The Wood Foundation devised, developed, and delivered Your Community Fund. This was a time-limited adaptation to YPI which would provide young people, who could not complete their scheduled programme of activity due to Covid-19, the continued opportunity to advocate on behalf of the issues they care most strongly about and directly support their local communities.
The idea for Your Community Fund originated before we, as a society and organisation, knew what lockdown would be like; what the impact on communities would be; and how home learning would be delivered.
Your Community Fund awarded 50 grants of £4000 to organisations the length and breadth of Scotland. Digital submissions from teams of young people who deployed creativity, teamwork, commitment, and innovation were a credit to their schools, a credit to the third sector organisations they were representing, and a credit to themselves. This experience further demonstrated what we know so well through YPI that when given the opportunity, the responsibility, and the platform to make a difference, young people rise to the challenge.
There have been key learnings from this process that we believe are important to reflect upon. This learning has also informed the adaptations we have made to our YPI programme in 2020/21 to reflect the ongoing challenge presented by Covid-19.
Your Community Fund provided an opportunity for young people – at a time when they were feeling both isolated and marginalised because of lockdown – the opportunity to consider the issues impacting their community. Specifically, those issues that were most acutely impacted by Covid-19. Mental health and food poverty charities were the two issues represented most often by young people. Amidst what is certain to be a generation defining time, giving young people the platform to better understand and act upon these issues and injustices was vital.
YPI connects young people and schools with their communities. YPI also offers a solid, contextualised learning project to develop a host of skills. In these extenuating circumstances, we were committed to ensuring young people were still given the opportunity to explore and develop areas such as teamwork, creativity, confidence, and presentation. Again, this was untried and untested, but our evaluation activity demonstrated that there was significant skills improvement, reflecting the areas that are developed through YPI.
A Dingwall Academy pupil, who was part of the team which secured funds for Mikeysline, said:
“Learning from home is already difficult enough, so to be given a task which meant working in a group online was daunting but we faced it head on through Google Hangouts and our group was pleased with how it turned out. We couldn’t have done it without knowing our teachers were on the other end of the Google Classroom to answer the questions that we had.

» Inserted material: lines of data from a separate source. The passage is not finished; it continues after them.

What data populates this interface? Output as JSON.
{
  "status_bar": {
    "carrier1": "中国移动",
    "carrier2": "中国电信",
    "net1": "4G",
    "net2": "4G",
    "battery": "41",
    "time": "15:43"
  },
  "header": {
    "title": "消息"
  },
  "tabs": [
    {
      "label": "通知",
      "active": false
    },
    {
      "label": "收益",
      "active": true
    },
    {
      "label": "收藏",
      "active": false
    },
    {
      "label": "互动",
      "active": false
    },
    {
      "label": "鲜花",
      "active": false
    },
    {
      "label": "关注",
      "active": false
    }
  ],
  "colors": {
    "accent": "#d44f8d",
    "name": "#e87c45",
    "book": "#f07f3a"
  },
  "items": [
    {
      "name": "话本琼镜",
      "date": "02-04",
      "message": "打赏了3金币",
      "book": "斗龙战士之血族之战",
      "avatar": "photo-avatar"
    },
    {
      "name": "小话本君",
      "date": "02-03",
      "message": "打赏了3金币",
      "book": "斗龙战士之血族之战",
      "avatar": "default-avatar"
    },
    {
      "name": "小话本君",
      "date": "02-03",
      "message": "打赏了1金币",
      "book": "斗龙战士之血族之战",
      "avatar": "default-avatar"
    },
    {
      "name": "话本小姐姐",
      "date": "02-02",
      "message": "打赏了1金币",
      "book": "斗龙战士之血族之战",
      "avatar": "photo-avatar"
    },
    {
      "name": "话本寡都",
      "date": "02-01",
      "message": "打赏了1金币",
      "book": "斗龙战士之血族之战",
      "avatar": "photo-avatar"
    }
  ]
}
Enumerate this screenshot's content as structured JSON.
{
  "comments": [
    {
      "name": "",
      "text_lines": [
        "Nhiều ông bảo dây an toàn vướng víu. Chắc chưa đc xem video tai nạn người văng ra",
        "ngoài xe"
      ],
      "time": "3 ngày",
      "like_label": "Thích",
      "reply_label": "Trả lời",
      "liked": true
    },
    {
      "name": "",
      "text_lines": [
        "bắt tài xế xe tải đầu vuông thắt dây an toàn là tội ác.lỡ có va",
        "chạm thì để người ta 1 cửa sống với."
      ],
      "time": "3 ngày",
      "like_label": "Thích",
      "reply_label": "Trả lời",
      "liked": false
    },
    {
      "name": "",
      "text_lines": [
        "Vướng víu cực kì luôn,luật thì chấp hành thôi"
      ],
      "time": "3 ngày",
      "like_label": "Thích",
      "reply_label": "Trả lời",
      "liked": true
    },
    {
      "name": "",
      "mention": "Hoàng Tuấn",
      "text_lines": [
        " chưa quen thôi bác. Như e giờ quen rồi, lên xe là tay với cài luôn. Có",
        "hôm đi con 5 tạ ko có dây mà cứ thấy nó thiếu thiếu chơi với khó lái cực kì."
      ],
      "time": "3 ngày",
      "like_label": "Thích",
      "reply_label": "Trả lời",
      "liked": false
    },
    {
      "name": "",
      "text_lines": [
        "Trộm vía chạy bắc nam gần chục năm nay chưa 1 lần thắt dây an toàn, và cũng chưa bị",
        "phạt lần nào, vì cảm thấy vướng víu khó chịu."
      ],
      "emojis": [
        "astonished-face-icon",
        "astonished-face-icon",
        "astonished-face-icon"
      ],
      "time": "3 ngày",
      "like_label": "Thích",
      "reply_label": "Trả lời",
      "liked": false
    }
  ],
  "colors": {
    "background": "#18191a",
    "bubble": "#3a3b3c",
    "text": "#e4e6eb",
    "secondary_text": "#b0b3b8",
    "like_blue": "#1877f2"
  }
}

“It felt amazing to play a little part in helping the charity do what it does to support people when they feel that no-one else cares.”
More than three-quarters of teachers believe Your Community Fund offered explorative creativity opportunities and the diversity of submissions received reflected this. When it was launched, teachers were grappling with many new factors in delivering teaching and, by embracing this opportunity, we recognise their dedication to innovation during a complex period.
Mr Smith, Head Teacher at North West Community Campus which secured three awards, said:
“This represents a tremendous achievement on a national level. The money the teams have secured through their hard work and creativity is an incredible gift to the local community. Our staff, Miss Gibson and Mr Cook who supported the process and the young people who did such a great job have, through their skill, helped improve the lives of others in our community. They have shown a great deal of responsibility and achieved great success.”
The Wood Foundation prides itself on the collaborative working partnerships we have with our schools and we are committed to utlising YPI as professional learning vehicle. In our evaluation, two-thirds of teachers told us that Your Community Fund supported their own digital skillset, preparing them for online and blended learning. They also said Your Community Fund allowed them to build stronger relationships with students who were home learning.
Schools are set to return in August and we have more than 250 schools committed to YPI in the 2020/21 academic year. This is a wonderful endorsement of the esteem the programme holds in our partner schools. Your Community Fund has provided us with essential learnings which will be central to our delivery this academic year and for the ongoing evolution of the programme.
We are incredibly proud of the young people who advocated with conviction and creativity on behalf of their communities. Their participation during this crisis is immeasurable. How we harness that momentum, giving #generationchange the platforms to advocate in these generation-defining times, is vitally important as we move forward.
For more information on YPI, contact firstname.lastname@example.org